▶ [EXERCISE DETAILS] Would you find each line in the entries below with the string "title" and copy it?

▶ [SUPPLIED DATA]

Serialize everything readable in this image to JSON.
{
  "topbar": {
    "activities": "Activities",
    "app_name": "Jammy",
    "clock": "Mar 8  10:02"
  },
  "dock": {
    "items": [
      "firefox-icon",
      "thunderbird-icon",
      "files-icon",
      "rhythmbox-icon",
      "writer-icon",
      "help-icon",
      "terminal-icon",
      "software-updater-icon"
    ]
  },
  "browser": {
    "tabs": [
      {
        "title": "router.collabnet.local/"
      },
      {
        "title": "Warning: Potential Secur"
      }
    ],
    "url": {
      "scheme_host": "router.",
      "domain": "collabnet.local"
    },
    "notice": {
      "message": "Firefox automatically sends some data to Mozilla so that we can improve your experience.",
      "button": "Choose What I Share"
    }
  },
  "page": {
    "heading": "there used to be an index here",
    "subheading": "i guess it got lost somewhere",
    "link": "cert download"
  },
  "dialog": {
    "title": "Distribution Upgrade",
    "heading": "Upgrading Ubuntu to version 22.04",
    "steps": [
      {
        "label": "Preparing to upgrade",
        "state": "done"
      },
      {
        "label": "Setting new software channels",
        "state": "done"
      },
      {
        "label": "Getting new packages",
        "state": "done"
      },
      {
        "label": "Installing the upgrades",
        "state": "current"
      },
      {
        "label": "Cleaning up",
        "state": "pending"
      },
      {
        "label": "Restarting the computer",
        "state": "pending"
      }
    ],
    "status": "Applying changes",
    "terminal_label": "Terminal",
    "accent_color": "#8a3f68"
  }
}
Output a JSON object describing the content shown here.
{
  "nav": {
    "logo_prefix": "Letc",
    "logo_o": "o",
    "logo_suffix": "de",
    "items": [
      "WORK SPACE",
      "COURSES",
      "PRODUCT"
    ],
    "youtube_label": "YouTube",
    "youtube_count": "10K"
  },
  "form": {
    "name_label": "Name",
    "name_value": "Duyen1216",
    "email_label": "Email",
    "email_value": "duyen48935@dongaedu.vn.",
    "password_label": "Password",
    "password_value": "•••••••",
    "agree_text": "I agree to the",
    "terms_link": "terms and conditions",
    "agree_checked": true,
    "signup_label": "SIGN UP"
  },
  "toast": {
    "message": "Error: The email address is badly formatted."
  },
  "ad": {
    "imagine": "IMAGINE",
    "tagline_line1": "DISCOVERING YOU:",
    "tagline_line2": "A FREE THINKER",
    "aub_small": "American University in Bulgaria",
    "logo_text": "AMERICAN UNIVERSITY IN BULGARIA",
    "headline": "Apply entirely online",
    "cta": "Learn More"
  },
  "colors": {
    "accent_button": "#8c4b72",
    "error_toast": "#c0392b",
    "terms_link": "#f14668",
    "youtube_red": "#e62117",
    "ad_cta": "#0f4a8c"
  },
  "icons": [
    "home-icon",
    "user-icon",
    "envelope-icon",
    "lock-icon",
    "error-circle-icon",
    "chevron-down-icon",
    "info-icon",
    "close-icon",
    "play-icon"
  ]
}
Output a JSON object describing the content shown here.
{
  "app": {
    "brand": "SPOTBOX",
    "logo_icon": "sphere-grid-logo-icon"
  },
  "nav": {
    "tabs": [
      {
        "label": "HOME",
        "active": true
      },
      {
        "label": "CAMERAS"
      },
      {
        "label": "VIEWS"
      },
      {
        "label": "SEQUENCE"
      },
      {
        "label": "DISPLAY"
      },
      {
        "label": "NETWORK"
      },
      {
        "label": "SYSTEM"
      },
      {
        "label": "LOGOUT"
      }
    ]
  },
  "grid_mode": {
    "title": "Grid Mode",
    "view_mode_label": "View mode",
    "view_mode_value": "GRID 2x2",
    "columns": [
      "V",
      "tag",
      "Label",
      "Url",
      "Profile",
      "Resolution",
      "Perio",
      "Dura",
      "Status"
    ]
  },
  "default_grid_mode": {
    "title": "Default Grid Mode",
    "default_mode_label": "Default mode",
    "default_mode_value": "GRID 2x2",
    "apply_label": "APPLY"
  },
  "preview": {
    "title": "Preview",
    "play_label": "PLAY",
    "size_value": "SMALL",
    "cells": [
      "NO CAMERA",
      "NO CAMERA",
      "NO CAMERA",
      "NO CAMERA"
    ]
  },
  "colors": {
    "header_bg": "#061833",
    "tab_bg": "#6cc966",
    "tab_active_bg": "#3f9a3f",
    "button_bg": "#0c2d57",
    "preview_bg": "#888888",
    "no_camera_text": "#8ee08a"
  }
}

▶ [TASK ANSWER]
        "title": "router.collabnet.local/"
        "title": "Warning: Potential Secur"
    "title": "Distribution Upgrade",
    "title": "Grid Mode",
    "title": "Default Grid Mode",
    "title": "Preview",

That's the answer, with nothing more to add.